Top of Excerpted records
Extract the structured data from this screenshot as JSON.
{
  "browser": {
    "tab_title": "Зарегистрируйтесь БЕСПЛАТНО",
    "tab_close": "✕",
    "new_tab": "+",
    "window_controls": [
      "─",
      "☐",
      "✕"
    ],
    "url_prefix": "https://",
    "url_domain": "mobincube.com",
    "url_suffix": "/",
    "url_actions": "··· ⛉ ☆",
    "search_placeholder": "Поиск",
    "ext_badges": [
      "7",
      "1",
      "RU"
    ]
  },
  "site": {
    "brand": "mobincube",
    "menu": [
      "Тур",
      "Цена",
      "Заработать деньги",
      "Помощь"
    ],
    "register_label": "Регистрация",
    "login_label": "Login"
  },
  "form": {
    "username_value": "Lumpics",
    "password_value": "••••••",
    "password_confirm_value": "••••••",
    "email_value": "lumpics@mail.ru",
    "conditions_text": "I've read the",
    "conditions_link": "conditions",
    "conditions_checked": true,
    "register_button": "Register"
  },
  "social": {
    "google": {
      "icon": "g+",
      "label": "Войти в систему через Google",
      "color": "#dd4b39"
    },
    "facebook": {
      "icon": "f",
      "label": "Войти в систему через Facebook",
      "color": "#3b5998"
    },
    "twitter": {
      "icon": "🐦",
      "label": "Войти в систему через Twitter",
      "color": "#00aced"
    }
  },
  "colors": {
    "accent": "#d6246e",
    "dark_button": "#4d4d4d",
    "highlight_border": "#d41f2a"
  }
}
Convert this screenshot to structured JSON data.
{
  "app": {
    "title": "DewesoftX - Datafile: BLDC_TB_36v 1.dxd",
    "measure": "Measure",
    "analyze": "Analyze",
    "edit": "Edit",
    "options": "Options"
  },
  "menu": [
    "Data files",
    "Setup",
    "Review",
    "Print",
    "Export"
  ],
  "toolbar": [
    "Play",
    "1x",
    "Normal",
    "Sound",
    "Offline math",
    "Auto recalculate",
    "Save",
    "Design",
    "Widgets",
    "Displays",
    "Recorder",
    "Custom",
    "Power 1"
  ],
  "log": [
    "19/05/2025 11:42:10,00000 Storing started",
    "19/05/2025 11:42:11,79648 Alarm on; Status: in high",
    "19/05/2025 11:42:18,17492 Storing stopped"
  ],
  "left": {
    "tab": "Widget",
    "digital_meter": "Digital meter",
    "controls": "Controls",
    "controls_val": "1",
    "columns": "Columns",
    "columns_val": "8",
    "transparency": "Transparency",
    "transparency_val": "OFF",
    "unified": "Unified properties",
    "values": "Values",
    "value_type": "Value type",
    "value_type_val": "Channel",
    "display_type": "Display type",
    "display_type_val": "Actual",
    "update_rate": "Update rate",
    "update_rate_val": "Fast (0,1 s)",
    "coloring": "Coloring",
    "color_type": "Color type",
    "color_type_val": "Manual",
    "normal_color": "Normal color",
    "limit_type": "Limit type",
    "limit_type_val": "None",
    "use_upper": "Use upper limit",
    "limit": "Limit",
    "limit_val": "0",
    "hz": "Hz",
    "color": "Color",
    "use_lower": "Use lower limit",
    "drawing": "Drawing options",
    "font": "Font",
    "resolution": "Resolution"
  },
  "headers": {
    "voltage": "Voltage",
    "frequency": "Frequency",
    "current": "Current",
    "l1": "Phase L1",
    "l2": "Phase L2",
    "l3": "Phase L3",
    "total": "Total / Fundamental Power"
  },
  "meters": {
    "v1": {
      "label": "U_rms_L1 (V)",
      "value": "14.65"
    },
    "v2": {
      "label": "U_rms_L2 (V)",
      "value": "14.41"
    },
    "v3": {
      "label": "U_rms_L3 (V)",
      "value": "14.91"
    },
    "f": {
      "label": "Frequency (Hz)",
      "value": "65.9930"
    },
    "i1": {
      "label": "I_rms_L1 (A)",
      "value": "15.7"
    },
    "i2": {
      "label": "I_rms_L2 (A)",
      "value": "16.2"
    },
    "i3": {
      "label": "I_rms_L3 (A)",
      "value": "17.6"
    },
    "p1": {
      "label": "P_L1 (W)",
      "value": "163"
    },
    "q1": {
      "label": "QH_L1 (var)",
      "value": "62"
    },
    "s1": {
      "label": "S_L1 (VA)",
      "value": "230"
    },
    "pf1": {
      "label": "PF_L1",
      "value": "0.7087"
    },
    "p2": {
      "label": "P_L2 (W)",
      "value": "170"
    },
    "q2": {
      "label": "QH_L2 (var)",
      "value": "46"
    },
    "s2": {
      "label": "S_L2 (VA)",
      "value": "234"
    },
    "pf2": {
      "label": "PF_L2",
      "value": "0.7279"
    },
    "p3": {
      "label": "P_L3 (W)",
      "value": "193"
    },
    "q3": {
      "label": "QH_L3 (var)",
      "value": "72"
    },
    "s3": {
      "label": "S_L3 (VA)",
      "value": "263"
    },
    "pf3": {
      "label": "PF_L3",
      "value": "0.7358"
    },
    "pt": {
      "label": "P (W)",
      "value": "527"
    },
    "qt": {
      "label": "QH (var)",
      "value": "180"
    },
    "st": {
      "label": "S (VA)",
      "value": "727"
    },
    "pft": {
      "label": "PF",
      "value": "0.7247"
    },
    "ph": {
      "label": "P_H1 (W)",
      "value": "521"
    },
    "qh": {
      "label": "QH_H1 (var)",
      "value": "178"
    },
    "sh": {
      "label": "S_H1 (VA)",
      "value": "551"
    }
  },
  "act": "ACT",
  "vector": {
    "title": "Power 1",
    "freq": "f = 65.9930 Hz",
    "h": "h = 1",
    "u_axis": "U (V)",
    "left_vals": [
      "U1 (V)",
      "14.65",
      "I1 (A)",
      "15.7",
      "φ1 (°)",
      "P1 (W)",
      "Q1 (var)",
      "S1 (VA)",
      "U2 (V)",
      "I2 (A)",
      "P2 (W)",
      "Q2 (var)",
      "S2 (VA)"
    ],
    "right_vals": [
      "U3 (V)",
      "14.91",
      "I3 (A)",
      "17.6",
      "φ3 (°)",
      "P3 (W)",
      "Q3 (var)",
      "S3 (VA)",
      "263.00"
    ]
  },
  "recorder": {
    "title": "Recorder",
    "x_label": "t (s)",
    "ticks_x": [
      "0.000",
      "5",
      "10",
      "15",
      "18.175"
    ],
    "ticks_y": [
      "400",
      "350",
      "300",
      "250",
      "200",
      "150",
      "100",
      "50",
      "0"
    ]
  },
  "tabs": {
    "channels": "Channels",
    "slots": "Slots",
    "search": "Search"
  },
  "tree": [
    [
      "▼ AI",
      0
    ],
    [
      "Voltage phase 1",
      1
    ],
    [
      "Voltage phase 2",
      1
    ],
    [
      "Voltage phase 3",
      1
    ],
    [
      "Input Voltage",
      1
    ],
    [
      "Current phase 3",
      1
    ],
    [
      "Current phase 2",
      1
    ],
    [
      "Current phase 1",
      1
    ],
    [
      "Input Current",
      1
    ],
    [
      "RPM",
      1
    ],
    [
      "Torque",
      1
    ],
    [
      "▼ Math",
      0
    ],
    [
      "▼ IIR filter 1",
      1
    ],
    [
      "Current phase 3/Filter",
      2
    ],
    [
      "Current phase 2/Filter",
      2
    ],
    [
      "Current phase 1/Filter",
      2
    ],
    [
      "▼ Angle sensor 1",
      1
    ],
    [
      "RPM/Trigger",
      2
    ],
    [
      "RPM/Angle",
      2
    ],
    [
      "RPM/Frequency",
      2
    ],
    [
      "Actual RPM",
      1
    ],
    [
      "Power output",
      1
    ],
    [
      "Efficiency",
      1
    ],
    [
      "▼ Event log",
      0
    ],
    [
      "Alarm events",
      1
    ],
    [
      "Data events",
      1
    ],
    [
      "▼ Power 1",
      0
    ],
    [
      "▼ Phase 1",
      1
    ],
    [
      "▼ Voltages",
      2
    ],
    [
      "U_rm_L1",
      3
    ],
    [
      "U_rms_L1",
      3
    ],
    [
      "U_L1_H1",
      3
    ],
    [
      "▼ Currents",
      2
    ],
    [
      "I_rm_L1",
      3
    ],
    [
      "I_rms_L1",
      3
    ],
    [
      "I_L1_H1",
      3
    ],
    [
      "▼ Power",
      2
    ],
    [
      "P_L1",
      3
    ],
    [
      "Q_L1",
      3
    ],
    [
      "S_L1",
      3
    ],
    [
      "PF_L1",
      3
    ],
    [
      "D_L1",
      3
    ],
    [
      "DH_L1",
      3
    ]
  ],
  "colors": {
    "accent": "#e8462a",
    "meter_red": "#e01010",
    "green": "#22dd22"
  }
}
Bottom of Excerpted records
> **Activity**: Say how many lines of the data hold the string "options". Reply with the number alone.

> **Answer space**: 2